In a previous post I detailed how I work with GLSL files, specifically loading them into the app itself in an convenient way.
One notable missing feature was automatically validating the shaders before they are used the browser.
This post will detail how you can do this directly from your editor, to help you spot stupid mistakes while editing, rather than only alerts when testing in the browser.
For me, it was a huge frustration to make a change in a GLSL file, reload my app in the browser and then after waiting for it to load to be told (by a pretty obscure message) that I’d missed a semicolon in my code.
Originally, I was using the GLSL Compiler, which alerted me when I made silly mistakes, such as missing a semicolon. However, it could not spot all types of errors. In particular I was forever doing things like this:
float r = 10;
Only to be greeted by the following message in the browser (usually obscured by a dump of my entire shader):
cannot convert from 'const mediump int' to 'float'
For a while, I thought that I would have to live with this, as Googling around didn’t seem to yield anything. The breakthrough came when I found a plugin for Sublime Text, GL-Shader-Validator. While I don’t use Sublime, the guts of this plugin were interesting, namely ANGLE was used to actually compile the code and detect any errors.
What the ANGLE executables let you do is pass in a fragment or vertex shader file, and it will try to compile it for you, reporting back any errors. E.g.

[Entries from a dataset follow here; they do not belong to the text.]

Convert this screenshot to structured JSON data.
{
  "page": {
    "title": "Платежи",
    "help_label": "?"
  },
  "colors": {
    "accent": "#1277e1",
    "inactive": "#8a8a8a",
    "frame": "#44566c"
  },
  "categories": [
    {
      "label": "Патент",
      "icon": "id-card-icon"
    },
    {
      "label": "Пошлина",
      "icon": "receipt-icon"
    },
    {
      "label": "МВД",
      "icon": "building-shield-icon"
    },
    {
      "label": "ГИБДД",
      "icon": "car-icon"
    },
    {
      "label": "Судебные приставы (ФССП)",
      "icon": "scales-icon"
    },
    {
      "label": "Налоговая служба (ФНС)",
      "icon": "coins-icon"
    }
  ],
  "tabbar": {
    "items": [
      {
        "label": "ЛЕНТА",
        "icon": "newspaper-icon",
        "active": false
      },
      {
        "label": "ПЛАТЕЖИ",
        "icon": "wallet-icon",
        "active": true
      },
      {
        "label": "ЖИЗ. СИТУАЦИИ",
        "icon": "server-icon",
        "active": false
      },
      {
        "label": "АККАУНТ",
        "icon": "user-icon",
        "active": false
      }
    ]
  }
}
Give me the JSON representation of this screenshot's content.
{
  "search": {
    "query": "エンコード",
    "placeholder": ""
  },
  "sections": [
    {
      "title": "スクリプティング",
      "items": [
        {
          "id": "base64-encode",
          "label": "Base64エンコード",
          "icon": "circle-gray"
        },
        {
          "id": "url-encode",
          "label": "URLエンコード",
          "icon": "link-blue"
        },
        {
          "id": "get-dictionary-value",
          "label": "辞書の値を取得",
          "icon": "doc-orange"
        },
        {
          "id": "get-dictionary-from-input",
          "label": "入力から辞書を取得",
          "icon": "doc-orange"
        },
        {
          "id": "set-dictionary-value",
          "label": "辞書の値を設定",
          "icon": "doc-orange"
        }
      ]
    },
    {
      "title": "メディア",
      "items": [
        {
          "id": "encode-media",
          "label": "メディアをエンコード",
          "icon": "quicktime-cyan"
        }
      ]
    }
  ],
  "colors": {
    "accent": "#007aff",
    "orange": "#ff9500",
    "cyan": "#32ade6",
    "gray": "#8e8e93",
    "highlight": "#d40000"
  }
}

Never have I been so happy to see a list of errors!
The output format wasn’t quite what I wanted so I have wrapped this in a python script, which gives me an easier to parse output:
Now the above works great for self-contained shaders, however I’m working with THREE.js, which passes in helpful variables into the shaders for me, like the
modelViewMatrix. The trouble is, ANGLE doesn’t know anything about these variables and hence whenever I use them, they are reported as errors. Not great.
To solve this I’ve included prefix files that the
glsl-validate.py script will automatically prepend to any shader it passes to the ANGLE compiler. This basically mocks out the things that we expect to have passed in.
This approach could easily be extended to support other libraries, if you feel like doing so, please submit a pull request!
Extending the library integration idea, I’ve been working on adding a rudimentary form of
#include to my shaders, so I can effectively share code between them. The implementation is pretty simple, basically whenever the validator encounters a statment like
#include shader.glsl, it replaces the include statement with the contents of the included file.
I use vim for editing and set it up so that whenever a file is saved,
glsl-validate.py is run over the file, reporting any errors. In the future I’ll probably wrap this up into a Syntastic plugin, so that the error messages appear directly in vim.
So far, I’ve been very pleased with the accuracy of detected errors, I’ve yet to hit an occassion where my shaders wouldn’t compile in the browser if they passed through the validator.
The project is up on Github, hopefully others will find it useful.